_What the exercise asks_.
In the material below, count the lines with the word "type" and state that number only.
Task inputs Start Marker
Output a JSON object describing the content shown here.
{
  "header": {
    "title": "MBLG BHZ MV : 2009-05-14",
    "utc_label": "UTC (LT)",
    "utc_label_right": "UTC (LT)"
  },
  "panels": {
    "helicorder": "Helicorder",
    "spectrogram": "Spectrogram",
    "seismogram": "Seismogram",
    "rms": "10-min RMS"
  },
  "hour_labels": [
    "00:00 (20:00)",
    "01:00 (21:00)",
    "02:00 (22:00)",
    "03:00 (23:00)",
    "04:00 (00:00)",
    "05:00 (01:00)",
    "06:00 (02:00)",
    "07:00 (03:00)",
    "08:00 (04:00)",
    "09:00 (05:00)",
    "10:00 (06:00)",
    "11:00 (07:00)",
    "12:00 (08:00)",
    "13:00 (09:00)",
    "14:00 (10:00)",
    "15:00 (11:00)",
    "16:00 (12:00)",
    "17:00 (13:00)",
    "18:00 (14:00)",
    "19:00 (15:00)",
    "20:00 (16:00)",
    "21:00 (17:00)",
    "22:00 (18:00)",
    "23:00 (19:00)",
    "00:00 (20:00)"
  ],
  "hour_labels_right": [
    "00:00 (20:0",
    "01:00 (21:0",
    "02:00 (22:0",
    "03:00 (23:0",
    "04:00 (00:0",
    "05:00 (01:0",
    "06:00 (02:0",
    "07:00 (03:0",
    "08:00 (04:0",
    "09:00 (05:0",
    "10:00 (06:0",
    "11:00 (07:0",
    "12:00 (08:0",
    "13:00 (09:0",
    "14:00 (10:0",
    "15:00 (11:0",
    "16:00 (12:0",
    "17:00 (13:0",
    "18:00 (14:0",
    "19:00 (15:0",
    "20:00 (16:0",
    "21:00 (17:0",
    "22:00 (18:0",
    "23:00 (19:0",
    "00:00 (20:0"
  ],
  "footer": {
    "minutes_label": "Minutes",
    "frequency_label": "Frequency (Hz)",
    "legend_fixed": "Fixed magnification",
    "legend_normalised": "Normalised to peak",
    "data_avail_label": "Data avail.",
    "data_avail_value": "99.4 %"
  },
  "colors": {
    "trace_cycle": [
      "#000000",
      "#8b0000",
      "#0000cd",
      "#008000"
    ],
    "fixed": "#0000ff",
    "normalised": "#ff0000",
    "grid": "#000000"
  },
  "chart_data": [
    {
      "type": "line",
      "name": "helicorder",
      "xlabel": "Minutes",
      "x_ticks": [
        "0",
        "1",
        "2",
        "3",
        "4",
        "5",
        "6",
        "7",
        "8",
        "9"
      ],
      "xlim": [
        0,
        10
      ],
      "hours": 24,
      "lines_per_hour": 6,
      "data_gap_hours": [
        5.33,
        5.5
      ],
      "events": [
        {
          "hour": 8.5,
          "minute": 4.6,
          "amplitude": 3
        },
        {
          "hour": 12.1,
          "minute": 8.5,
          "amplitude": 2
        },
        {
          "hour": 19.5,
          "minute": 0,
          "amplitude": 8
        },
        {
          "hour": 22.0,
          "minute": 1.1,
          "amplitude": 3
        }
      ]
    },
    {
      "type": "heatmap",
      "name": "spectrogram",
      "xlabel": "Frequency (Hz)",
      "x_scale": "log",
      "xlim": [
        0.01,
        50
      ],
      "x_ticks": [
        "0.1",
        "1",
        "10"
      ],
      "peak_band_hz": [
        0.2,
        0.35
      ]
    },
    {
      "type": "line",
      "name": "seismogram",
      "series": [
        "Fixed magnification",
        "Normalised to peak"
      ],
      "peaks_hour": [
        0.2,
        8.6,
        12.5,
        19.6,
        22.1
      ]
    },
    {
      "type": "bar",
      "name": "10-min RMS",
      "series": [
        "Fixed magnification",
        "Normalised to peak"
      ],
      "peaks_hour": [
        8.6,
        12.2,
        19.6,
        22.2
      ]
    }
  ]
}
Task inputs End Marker
_Your solution_.
4